Precisely, for $X, A$ noncomputable c.e. sets, say that $A$ is *efficiently below $X$* iff $\emptyset<_TA<_TX$ and there is a pair $(F,G)$ of ${\bf 0'}$-computable total functions with the following properties:

For each $a\in\omega$, $F(a)$ is a pair $\langle u,i\rangle\in \omega\times 2$ such that if $i=0$ then $\Phi_a^{A}(u)\uparrow$ and if $i=1$ then $\Phi_a^{A}(u)=1-X(u)$; and

For each $b\in\omega$, $G(b)$ is a pair $\langle v,j\rangle\in\omega\times 2$ such that if $j=0$ then $\Phi_b^\emptyset(v)\uparrow$ and if $j=1$ then $\Phi_b^\emptyset(v)=1-A(v)$.

My question, then, is the following:

Is there a noncomputable c.e. set with no noncomputable c.e. sets efficiently below it?
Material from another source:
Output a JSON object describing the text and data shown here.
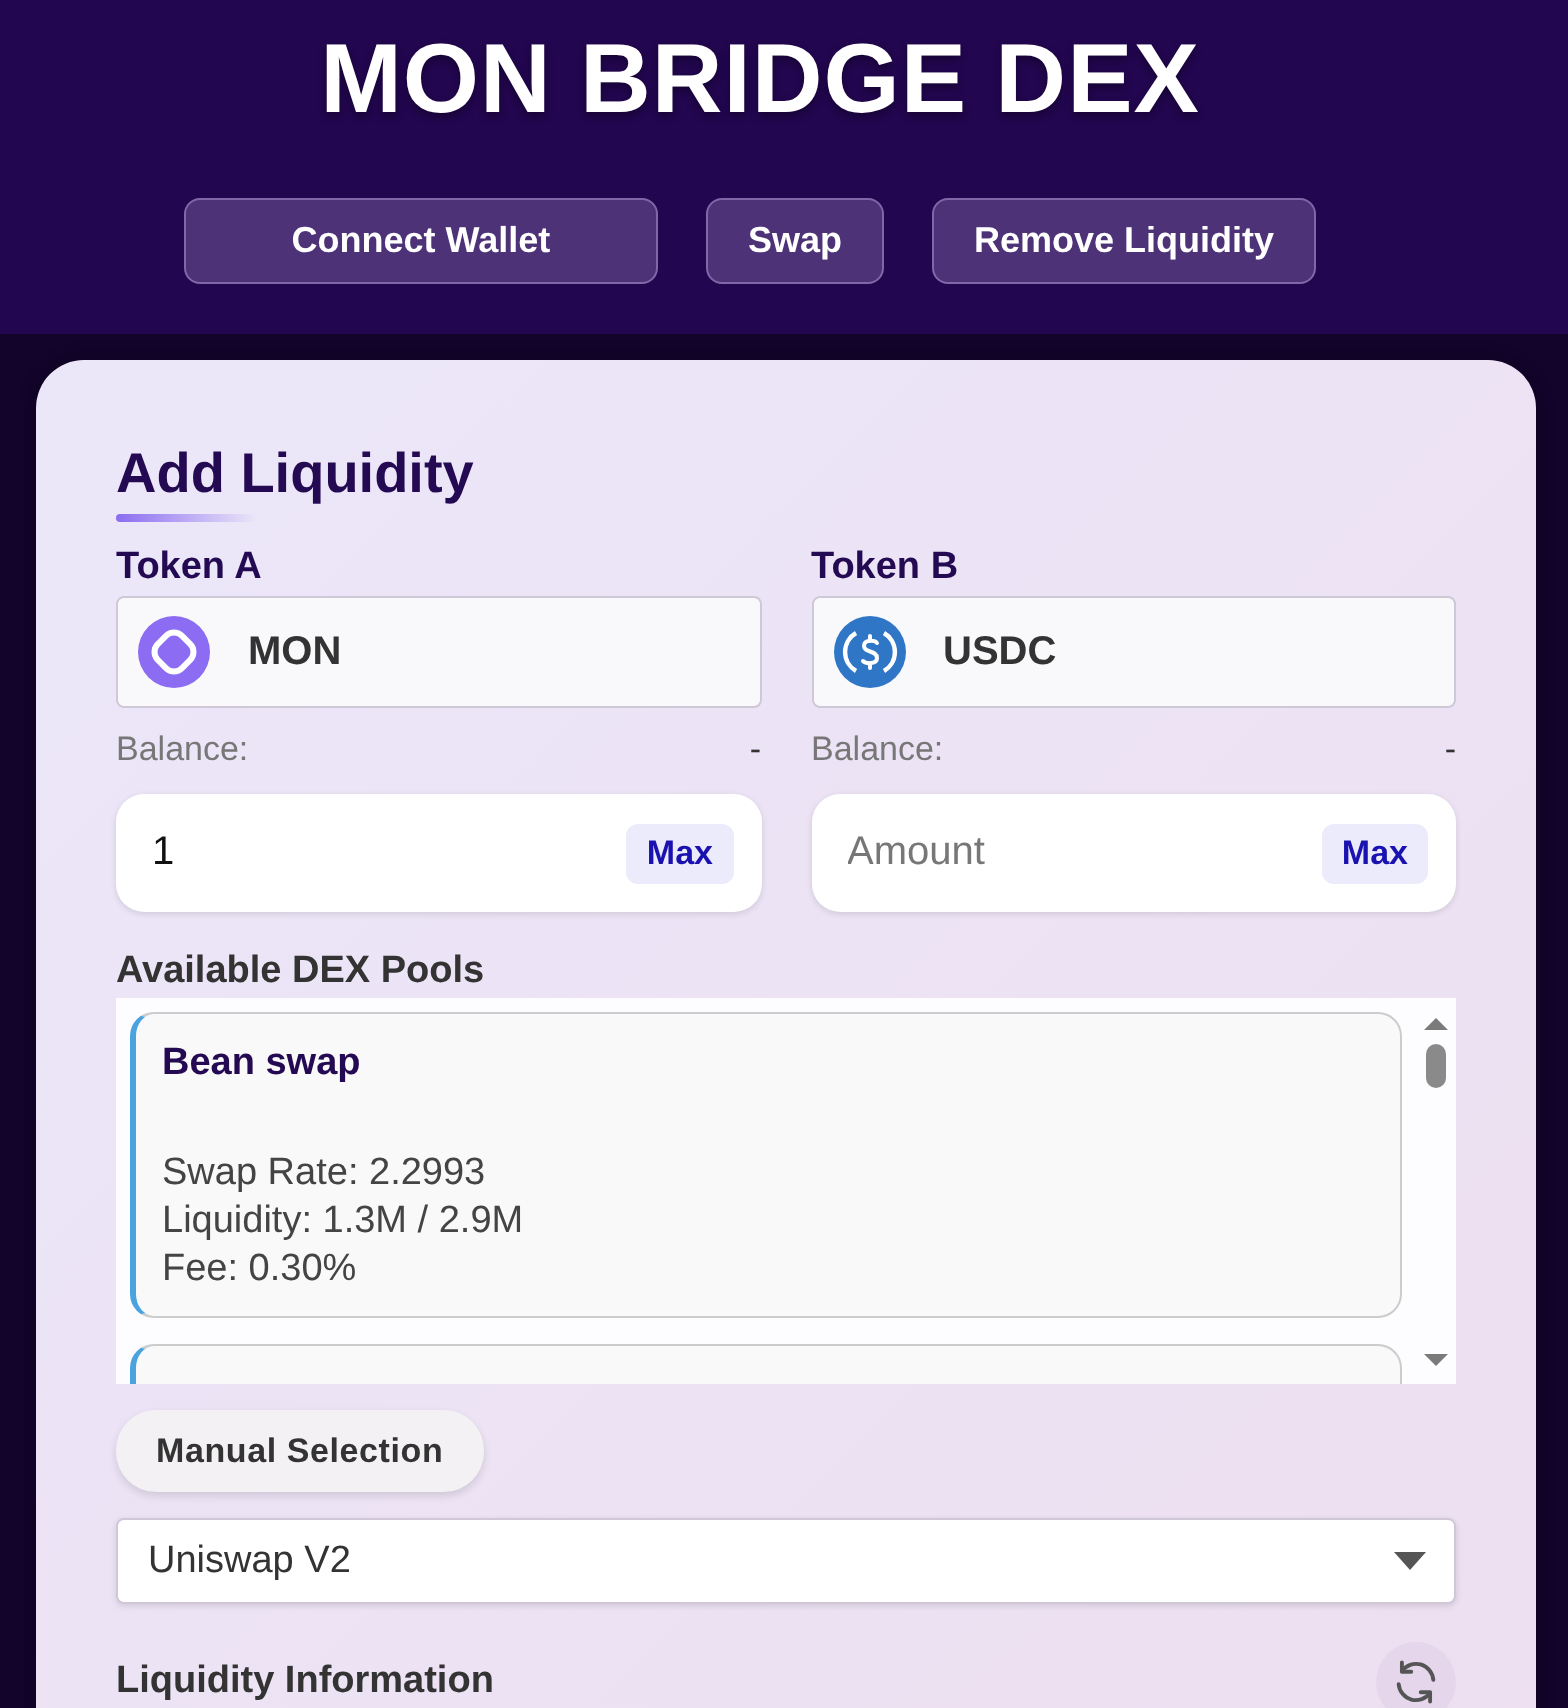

Note that if we were to replace ${\bf 0'}$ with ${\bf 0''}$ we would get a **uniform-in-$X$** negative answer since the true path in the usual proof of Sacks density is ${\bf 0''}$-computable. Meanwhile, we would get a *positive* answer if we looked at general density instead of specificially downward density, but for boring reasons since any analogous "efficient" witness to an interval $(X,Y)$ being nonempty would a fortiori compute $X'$; this also shows that we get a trivial positive answer if we replace ${\bf 0'}$ by any smaller degree.